27 September 2015 – Rev. Joan Cooke: “Wisdom, Her Name is Woman”

Rev. Joan Cooke returned to our church to introduce us to how Wisdom has been represented in theology. Her address considered several books (Sirach, Wisdom) from the Apocrypha, which are not deemed part of the biblical canon, but which some scholars consider to form part of the “Wisdom” books of the Bible, including Proverbs, Job and Ecclesiastes. Here we find Wisdom personified as female; how many of us know that she is the female figure embraced by God in the famous Sistine Ceiling painting by Michelangelo? This led us into to a reflection on how wisdom has been viewed by religious traditions throughout the ages.

13 September 2015 – Stephen Jackson: “Iconoclasm – good or bad?”

Stephen Jackson led us through a consideration of how the human appetite for violence and destruction; as he pointed out, the history of religion involves a lot of smashing things up! We live in an era when tolerance and turbulence are all around us, and when religious ideas are being challenged on all sides. As Unitarians, we must consider how we have adapted to this new world. Our own faith has long involved the questioning of established ideas and the creation of new ones. Do we find it hard to discuss our faith with others, and if so, can we overcome this, to create as well as destroy?

6 September 2015 – Harvest Festival: David Venus and “The impact of cash upon society”

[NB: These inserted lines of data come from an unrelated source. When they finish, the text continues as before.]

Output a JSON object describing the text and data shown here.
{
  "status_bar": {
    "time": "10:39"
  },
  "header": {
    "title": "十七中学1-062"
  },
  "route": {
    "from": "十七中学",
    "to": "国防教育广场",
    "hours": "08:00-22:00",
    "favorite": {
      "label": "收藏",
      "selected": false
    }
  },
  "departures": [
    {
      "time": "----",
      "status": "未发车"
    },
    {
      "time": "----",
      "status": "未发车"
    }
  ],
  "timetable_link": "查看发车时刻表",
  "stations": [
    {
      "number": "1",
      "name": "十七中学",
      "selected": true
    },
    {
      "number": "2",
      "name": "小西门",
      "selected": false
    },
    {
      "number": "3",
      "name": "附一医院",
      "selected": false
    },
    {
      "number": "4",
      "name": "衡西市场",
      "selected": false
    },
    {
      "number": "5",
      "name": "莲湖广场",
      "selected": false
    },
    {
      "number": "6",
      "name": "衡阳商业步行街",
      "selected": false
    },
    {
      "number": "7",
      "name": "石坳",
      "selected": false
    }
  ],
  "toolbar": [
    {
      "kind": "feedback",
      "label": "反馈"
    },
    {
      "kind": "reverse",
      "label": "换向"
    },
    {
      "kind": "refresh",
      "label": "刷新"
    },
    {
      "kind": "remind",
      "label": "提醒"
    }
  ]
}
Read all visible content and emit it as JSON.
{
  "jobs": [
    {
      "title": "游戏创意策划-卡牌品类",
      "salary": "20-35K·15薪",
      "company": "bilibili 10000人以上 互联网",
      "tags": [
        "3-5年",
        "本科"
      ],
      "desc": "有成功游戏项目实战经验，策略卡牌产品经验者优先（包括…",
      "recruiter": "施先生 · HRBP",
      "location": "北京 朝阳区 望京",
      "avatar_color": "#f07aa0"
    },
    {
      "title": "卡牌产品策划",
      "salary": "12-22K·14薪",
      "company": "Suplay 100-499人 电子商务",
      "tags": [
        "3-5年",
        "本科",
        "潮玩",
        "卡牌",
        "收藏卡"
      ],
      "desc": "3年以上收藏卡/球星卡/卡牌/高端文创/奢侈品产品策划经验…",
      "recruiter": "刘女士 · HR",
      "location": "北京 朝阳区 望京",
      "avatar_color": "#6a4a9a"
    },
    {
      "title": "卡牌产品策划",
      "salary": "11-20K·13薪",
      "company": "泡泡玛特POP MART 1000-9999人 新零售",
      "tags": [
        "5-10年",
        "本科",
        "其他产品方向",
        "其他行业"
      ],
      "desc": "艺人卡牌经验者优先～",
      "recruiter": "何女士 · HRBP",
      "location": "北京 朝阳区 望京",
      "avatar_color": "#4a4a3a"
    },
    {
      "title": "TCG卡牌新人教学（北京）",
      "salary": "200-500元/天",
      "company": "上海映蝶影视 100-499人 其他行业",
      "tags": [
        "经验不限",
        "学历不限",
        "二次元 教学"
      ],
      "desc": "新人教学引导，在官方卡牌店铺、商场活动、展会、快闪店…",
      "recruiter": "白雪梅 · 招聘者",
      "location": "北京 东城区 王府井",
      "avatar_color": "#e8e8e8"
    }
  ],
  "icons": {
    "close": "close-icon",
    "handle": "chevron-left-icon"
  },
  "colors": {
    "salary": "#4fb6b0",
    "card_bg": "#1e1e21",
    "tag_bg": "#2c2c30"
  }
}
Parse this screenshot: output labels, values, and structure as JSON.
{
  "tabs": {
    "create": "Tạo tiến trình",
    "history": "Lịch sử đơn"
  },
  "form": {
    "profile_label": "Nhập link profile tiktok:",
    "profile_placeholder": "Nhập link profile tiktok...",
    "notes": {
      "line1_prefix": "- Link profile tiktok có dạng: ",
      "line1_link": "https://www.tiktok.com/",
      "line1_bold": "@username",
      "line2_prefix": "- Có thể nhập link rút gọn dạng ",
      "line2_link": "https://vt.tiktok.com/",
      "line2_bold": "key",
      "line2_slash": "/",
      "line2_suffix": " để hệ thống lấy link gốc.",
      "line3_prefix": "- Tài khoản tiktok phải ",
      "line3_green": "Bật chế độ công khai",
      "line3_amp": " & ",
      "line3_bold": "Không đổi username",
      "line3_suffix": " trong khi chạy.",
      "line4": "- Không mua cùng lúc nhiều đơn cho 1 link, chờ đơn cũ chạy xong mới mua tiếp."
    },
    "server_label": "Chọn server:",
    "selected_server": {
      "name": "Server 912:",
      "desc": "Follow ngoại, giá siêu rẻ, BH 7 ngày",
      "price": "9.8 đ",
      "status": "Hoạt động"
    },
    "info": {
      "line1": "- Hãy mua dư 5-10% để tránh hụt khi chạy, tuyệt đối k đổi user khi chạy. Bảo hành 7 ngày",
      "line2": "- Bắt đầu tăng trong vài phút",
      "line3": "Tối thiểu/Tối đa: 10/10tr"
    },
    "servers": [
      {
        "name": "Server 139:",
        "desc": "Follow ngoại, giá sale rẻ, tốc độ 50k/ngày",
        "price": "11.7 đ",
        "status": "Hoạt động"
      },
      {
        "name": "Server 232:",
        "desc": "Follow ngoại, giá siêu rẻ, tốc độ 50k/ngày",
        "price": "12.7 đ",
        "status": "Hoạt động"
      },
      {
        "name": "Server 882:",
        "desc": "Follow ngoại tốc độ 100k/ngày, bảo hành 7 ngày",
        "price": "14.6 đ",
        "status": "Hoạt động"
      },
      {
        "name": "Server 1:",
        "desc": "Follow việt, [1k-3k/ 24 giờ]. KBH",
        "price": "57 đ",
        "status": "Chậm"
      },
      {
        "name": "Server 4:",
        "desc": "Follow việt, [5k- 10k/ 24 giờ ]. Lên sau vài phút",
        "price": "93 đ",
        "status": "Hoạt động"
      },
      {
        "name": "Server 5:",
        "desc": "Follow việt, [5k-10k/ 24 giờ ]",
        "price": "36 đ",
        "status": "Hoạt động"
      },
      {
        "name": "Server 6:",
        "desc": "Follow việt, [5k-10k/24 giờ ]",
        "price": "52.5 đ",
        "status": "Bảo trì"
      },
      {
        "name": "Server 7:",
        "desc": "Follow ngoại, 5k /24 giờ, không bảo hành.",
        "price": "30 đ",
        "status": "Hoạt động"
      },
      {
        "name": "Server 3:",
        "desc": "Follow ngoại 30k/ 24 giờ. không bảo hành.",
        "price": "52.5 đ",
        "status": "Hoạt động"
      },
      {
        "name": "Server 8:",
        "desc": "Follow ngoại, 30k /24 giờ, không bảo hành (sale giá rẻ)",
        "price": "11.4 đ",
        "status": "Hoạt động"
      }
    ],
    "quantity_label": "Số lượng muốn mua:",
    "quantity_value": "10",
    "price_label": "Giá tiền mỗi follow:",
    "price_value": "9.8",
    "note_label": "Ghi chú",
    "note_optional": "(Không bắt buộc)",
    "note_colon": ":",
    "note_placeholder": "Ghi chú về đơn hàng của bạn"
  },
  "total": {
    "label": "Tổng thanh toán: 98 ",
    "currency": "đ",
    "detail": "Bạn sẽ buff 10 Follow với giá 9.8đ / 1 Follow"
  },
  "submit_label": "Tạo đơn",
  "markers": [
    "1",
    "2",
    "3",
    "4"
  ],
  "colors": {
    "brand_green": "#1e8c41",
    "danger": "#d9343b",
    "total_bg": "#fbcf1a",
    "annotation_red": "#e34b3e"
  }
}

Leading our Harvest Festival service, David Venus gave a thought-provoking discussion of the effects of money on society. He asked us to consider the questions: “to live simply, or to leave things as they are?” and “is happiness found in the pursuit of something else?” We must always ask ourselves if, in a society which believes that our needs are met by our ability to purchase, the way in which we are living devalues or adds value to our lives. We considered earlier societies’ approaches to money and transferable credit, including Pacific societies which represented a person’s credit status by their possession of a large, immovable stone, showing that money is not the same as the things which represent it. Jesus’ “camel and the eye of the needle” story of the rich man shows that it is not so much money itself, as our attitudes to it, that matter. Is Heaven a state of mind within us? More recent history, such as the miners’ strike, show how societies can manage without money, if there is mutual aid for the welfare of the community. Is the current time of austerity one in which we should re-evaluate our lives? Many rich people, such as Karl Rabeder, have chosen to give away much or all of their money, seeing it as a burden. Ultimately, we hope that our harvest may be what we need, not what we want.